---------- Supplied data ----------

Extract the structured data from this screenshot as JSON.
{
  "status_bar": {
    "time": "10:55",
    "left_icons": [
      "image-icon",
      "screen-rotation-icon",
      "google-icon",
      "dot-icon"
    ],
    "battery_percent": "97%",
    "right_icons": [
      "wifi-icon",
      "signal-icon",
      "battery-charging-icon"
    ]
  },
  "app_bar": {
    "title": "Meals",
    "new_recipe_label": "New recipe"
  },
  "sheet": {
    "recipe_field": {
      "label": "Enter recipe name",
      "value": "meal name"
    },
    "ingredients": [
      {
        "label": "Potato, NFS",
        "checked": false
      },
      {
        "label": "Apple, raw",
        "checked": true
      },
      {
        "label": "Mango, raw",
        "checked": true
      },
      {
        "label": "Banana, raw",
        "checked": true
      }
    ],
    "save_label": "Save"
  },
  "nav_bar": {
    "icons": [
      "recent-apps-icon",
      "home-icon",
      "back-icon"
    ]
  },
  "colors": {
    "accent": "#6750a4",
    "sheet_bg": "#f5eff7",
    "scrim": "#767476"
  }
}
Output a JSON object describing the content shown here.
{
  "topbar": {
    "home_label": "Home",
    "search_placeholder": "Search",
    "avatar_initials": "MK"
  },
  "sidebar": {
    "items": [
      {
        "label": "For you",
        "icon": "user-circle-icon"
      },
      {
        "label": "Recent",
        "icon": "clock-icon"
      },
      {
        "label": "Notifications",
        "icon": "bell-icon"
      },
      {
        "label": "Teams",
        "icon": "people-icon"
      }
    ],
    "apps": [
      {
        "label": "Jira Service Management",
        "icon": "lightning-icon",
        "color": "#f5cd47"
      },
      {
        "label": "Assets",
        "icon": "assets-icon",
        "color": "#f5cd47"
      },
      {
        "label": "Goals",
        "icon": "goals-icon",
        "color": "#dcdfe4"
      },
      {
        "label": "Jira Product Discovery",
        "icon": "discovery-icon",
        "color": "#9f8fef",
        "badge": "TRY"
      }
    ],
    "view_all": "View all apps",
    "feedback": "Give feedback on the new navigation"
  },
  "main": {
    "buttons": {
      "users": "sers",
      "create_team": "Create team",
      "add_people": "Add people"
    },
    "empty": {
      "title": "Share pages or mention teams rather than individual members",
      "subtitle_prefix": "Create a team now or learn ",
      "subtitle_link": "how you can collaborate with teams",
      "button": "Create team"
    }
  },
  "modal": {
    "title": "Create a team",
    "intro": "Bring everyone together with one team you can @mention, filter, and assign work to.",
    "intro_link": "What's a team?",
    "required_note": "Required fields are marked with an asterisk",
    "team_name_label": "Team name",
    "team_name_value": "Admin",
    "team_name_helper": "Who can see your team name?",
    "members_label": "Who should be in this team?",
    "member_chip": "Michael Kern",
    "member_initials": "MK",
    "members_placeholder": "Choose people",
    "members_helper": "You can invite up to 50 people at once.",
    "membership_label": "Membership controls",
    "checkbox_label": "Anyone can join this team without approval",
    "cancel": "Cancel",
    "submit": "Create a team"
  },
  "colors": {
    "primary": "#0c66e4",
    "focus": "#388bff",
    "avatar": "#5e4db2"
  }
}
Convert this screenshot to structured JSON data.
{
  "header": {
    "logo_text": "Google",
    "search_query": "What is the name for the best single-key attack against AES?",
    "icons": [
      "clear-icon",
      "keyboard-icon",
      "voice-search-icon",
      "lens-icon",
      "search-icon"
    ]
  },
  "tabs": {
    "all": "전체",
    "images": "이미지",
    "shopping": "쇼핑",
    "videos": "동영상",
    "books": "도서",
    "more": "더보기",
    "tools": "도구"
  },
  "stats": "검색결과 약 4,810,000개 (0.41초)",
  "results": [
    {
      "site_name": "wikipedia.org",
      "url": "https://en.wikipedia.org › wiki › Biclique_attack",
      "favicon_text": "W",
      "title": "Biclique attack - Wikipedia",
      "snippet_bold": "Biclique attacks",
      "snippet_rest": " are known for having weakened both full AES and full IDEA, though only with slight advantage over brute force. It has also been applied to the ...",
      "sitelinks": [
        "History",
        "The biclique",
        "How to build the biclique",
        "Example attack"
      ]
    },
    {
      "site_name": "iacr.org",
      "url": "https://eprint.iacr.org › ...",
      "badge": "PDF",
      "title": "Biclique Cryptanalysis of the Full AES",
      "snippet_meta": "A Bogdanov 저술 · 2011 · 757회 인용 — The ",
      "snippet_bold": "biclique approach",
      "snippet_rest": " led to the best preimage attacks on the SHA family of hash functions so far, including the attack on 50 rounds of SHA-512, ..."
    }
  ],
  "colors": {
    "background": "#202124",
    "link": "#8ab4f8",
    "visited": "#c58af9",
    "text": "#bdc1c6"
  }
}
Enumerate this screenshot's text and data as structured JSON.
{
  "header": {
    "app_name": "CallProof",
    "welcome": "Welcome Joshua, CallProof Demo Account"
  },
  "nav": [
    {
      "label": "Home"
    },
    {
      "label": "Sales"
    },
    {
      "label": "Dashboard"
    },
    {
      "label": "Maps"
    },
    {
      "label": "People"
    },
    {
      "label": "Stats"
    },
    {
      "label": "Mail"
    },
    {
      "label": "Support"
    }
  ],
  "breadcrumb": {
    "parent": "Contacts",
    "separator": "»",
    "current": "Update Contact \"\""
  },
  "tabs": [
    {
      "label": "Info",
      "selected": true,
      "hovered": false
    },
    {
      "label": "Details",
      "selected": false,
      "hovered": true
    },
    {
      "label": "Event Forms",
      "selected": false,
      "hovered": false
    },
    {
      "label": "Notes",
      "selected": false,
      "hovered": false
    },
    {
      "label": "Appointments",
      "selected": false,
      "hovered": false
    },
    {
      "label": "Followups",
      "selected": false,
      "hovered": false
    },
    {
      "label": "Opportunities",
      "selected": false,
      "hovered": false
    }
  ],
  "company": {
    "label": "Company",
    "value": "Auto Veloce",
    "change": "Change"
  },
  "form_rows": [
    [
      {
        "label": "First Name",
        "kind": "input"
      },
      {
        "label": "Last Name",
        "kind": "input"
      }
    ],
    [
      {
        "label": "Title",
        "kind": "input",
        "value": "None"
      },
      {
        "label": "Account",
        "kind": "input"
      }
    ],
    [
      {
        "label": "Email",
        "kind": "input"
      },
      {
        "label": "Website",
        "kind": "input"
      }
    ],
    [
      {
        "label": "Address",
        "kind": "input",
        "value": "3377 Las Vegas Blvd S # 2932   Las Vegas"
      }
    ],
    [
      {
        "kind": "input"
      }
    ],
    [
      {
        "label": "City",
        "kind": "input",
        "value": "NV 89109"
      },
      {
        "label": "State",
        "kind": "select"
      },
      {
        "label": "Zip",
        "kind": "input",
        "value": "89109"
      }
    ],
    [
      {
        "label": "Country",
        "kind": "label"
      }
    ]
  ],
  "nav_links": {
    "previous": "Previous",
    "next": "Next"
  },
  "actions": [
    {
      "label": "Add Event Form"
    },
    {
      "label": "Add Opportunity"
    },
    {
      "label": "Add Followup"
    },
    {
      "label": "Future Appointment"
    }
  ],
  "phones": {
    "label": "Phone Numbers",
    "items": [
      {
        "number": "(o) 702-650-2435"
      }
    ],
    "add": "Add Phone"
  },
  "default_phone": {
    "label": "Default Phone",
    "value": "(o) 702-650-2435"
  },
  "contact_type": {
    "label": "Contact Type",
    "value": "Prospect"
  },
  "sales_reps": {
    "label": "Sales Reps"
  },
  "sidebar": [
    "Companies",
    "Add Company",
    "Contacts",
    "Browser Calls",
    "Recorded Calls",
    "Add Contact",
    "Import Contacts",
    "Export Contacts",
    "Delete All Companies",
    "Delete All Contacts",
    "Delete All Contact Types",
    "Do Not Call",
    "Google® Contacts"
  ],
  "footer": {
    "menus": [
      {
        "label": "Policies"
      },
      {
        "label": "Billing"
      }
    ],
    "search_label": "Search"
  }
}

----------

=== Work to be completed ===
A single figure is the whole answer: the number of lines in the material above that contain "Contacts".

=== Reply ===
6